Administration Poised To Ease Superintendent Salary Caps
Under new regulations, school leaders could earn $191,000 — not including bonuses and merit pay
After stringing the state along for months, the Christie administration has finally moved to amend New Jersey’s controversial caps on school superintendent pay, which could significantly loosen the current limits.
The state Department of Education released the regulations yesterday with a host of proposed rules that provide considerable flexibility to districts going forward, including vanquishing Gov. Chris Christie’s famous — some say infamous — cap of $175,000, his own salary.
Now, most districts — those with 3,000 or more students — will be able to go as high as $191,000, not including extra bonuses for merit and other considerations that could put pay over $200,000.
In addition, superintendents could see under the proposal pay going even higher to match cost-of-living increases and longevity.
“Based on feedback from school communities, we are offering greater flexibility for school districts to attract and keep quality superintendents, while still promoting fiscal efficiency,” said acting Education Commissioner Kimberley Harrington in a statement yesterday.
The amendments announced in a press release came out with far less fanfare than the press conference that Christie held six years ago. The governor, standing alongside then-state commissioner Bret Schundler, made the caps a centerpiece of his steps to restrain school spending.
But the rules — enacted unilaterally without legislative or other approval — quickly saw considerable backlash, political and otherwise. A number of legal challenges were filed, all in vain. But that did not change the fact that superintendents seeing a ceiling to their pay started a wave of either early retirements or an exodus from the state altogether.
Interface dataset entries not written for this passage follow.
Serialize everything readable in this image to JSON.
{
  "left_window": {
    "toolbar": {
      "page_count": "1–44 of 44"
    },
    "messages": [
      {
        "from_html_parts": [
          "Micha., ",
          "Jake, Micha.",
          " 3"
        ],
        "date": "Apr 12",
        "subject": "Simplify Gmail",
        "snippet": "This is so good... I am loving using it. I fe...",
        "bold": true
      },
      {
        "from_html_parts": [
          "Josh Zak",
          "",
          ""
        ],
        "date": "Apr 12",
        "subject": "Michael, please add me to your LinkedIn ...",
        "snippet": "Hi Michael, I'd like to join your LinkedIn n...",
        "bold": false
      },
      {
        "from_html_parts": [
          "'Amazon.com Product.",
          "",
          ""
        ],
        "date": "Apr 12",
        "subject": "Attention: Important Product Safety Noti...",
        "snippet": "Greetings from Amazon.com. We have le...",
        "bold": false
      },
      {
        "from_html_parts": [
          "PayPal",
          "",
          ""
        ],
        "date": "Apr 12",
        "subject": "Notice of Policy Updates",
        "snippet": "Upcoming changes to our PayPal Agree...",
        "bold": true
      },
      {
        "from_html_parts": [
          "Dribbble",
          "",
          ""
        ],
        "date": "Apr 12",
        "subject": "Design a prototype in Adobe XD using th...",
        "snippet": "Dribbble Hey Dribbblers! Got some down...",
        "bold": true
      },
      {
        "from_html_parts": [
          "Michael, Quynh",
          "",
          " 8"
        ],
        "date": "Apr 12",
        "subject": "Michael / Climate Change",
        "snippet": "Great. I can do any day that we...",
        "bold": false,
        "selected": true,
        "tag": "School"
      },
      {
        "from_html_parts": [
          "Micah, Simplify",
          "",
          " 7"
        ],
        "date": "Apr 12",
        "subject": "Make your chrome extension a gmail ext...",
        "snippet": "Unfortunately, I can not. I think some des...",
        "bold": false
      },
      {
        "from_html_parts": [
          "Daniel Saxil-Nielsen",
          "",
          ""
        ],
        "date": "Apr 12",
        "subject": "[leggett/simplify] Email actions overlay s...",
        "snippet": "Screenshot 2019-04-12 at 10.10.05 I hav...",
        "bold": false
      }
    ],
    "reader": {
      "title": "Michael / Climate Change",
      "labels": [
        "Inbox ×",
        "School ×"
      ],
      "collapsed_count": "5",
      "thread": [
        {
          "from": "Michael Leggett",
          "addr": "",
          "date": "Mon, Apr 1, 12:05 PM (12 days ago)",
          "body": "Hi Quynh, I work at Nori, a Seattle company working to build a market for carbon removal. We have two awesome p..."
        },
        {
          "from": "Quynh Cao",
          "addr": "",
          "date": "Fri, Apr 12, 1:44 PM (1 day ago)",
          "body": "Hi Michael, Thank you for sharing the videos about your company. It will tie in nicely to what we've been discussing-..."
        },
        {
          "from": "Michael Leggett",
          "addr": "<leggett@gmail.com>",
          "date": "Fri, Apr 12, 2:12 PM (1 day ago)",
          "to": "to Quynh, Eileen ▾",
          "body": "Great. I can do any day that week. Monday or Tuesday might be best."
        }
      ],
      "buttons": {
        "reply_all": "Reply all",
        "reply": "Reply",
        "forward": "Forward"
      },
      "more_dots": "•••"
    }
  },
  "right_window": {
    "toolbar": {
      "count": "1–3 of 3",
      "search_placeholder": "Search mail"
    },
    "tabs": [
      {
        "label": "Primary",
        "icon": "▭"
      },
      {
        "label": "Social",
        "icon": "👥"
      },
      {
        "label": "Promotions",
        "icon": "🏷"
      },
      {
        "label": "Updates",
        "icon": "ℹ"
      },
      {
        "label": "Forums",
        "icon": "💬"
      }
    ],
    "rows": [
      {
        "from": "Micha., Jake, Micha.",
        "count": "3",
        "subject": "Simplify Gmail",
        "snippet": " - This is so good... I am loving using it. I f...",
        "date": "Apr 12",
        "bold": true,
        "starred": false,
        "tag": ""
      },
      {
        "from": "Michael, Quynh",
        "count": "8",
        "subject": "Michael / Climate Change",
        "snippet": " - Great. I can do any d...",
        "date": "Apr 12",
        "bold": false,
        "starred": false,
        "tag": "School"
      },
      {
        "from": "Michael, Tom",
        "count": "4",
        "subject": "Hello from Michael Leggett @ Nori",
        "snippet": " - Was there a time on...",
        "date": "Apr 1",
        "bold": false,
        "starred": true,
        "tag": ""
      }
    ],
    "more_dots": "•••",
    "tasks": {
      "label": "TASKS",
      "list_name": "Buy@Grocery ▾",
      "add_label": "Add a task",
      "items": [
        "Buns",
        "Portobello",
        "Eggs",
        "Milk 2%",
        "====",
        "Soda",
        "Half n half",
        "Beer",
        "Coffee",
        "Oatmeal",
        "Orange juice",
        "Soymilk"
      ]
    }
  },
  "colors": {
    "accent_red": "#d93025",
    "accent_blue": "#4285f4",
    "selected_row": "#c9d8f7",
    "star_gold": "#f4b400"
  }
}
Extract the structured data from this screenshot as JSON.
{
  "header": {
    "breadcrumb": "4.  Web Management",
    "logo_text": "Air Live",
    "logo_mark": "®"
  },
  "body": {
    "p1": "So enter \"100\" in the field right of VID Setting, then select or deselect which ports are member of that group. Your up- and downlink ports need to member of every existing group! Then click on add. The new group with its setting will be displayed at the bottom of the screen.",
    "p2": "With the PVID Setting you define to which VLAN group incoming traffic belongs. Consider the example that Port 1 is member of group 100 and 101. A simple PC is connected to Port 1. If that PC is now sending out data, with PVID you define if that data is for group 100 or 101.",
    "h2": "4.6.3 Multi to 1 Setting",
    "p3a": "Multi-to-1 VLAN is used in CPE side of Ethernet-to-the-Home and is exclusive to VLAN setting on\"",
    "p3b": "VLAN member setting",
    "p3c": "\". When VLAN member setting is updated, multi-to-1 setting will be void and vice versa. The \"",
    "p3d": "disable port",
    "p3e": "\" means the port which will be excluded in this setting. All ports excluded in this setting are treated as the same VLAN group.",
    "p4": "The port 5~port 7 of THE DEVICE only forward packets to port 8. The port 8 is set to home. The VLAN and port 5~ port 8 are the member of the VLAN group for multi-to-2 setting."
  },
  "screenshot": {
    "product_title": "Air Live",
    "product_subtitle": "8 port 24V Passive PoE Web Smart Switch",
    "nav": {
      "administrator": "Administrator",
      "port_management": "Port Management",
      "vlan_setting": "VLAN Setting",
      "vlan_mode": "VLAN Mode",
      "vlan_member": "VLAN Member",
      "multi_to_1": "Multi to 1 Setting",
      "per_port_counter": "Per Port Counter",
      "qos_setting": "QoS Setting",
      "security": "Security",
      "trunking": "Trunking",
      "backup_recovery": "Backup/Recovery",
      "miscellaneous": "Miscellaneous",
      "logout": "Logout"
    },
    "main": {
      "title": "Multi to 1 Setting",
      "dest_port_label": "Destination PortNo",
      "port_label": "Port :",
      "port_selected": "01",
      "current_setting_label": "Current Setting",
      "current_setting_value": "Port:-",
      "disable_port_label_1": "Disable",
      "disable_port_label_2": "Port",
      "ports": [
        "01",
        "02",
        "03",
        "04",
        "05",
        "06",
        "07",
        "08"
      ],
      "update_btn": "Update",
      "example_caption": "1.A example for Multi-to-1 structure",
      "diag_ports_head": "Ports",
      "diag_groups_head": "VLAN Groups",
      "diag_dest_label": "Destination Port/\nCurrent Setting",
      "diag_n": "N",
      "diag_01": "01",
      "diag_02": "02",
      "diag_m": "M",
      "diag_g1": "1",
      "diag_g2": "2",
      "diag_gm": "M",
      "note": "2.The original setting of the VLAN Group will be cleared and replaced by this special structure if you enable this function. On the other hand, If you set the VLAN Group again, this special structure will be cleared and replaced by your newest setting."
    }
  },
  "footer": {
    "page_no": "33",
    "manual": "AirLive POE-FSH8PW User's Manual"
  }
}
The climax to the debate was inevitable, however, since the existing rules only carried a seven-year run that will end later this month and led to conjecture about what would happen next. Christie as recently as a month ago said he had yet to decide if he would replace or amend the existing rules.
But in fact, talks had been ongoing for the better part of the year, led by the state’s superintendents association, which had been seeking a loosening of the rules. Legislative leaders, including state Senate President Steve Sweeney (D-Gloucester), had also vowed to amend the rules.
Richard Bozza, executive director of the New Jersey Association of School Administrators, said last night that while the amendments did not address every concern, there was notable progress.
“This is significant movement in the right direction, and our members will be appreciative of that,” Bozza said.
Bozza said there were still concerns for any state-imposed caps on salaries, which he said should be local determinations. The new rules would set limits to three broad categories based on enrollment, instead of the current six.
The latest proposal also drew cautious reaction from the state’s school boards association.
“While we appreciate movement on this issue, we are disappointed that the salary cap concept would remain in effect,” said Lawrence Feinsod, New Jersey School Boards Association executive director.
“NJSBA maintains that the superintendent salary cap is an unnecessary cap within a cap,” Feinsod said in a statement. “The compensation package for the district’s chief education officer should be the purview of the local school board, which is responsible for the local governance of public education.”
With the filing yesterday, the existing rules will remain in effect through May 2017.
The following public hearings on the proposed rules have also been scheduled:
Monday, January 9, 12 p.m. – 2 p.m., NJ Department of Education, 100 River View Executive Plaza, Trenton,
Tuesday, January 10, 2017, 6 p.m. - 8 p.m., Camden County College, 200 College Drive, Blackwood
Wednesday, January 11, 2017, 6 p.m - 8 p.m., Morris County Police and Fire Academy Auditorium, 500 W. Hanover Ave., Morristown